The Bogey Golf Tour grants golfers a chance to take to the links and compete against fellow amateurs in tournaments scheduled at some of the finest courses in the London, Windsor, Detroit, and Kitchener/Waterloo areas. At each event, scratch golfers compete in the Birdie division, 0–15 handicaps square off in the Par division, and 16+ handicappers trade pinpoint approaches and sequined divot tools in the Bogey division. The top five finishers in each division receive prize money—which can be paid out in gift certificates or cash—and the Tour also holds prize competitions for longest drive, closest to the pin, and 3-iron jousting. The Tour publishes the results from each tournament in local newspapers, and players can chart the peaks and valleys of their careers on the Tour Members list, which compiles all of their tournament results. Along with providing an outlet for amateur golfers to exercise their long-suppressed competitive side, the Tour and its sponsors have raised $74,000 for various area charities since 2003.

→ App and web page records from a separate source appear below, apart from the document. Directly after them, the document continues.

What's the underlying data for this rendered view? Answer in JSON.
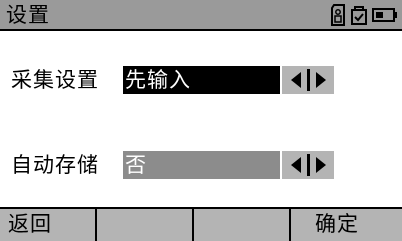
{
  "titlebar": {
    "title": "设置",
    "icons": [
      "sd-card-icon",
      "gps-lock-icon",
      "battery-icon"
    ]
  },
  "settings": [
    {
      "label": "采集设置",
      "value": "先输入",
      "focused": true
    },
    {
      "label": "自动存储",
      "value": "否",
      "focused": false
    }
  ],
  "softkeys": {
    "f1": "返回",
    "f2": "",
    "f3": "",
    "f4": "确定"
  },
  "colors": {
    "titlebar_bg": "#9a9a9a",
    "focused_field_bg": "#000000",
    "normal_field_bg": "#8c8c8c",
    "arrow_bg": "#b4b4b4",
    "softkey_bg": "#b4b4b4"
  }
}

The independently owned Community Bowling Centers accommodate bowlers of all ages and abilities, featuring bumper-equipped lanes and lightweight balls designed for the hands of pintsize players. At 10 smoke-free locations throughout the region, guests enjoy open hours in addition to league opportunities and special events. The onsite bar serves ice-cold cups of soda or beer, which guests may raise in toasts to friendship and man's ability to hydrate himself. On select evenings, the alley lights turn down and the ethereal illumination of Glow N Bowl takes over with laser-light shows and fog machines. As balls roll down phosphorescent lanes, a sound track of thumping beats and alien distress calls saturates the space.
Since the 1950s, the Ford Drive In has invited audiences to enjoy double features from the comfort of their own automobiles. The alfresco theater’s five screens show back-to-back screenings of first-run movies throughout the whole year, with films paired based on their rating and genre. Viewers can stay warm with the heat flowing from the outdoor car heaters, which keep them comfortable during the winter and prevent popcorn kernels from freezing to their tongues.
Boasting indoor courts, modern equipment, and a multipurpose aquatic center, the Dearborn Racquet & Health Club encourages fitness for the whole family. The facility was fully renovated four years ago and has made upgrades every year since. Racquet addicts can take a whack on the spacious indoor tennis courts or face a goggle-wearing foe on the hardwood floors of the four racquetball rooms. After honing sprint speed and long-distance stamina on the indoor running track, guests will never again miss the ice-cream truck. The track surrounds the fitness center, a 17,000-square-foot forest of strength-training and cardiovascular equipment. The swimming pool's lanes welcome liquid laps, and the hot tub's jets massage workout-weary appendages and warm popsicle-filled bellies. An indoor golf training center allows club connoisseurs a chance to practice their swings without wandering through the bramble after sliced balls.
Located in Detroit's Cultural Center, the Charles H. Wright Museum of African American History is one of the world's largest institutions dedicated to the African-American experience. Covering 120,000 square feet, the museum houses five rotating exhibitions, including Ain't Nothing Like the Real Thing: How the Apollo Theater Shaped American Entertainment, and five permanent exhibitions, such as the 22,000-square-foot core exhibit And Still We Rise: Our Journey Through African American History and Culture. Also at the museum are the Louise Lovett Wright Library & Archives and the Ford Rotunda, which boasts a 55-foot-high glass dome that dumps artificial snow when shaken by giants.
During the 39th Annual All Depression and Era Glass Show & Sale, more than 20 dealers of American-made glassware from the 1920s–‘60s will hawk their wares in the Ford Community & Performing Arts Center, filling the hall with their light-catching, colorful collections. Tinted in every color of the rainbow, Depression glass livens kitchens with cheery hues, tempts collectors with rare shades, and repels bulls when places in china shops. Pyrex and green Jadeite from the ‘40s–‘60s treat eyes to intricate nostalgia, and elegant glass adds a refined touch to shelves and dinnerware collections. Though not covered by today’s Groupon, desired items sail into shopping bags for as little as a few dollars per piece, and hourly door-prize drawings add an element of suspense rivaled only by the convention’s blindfolded goblet juggler.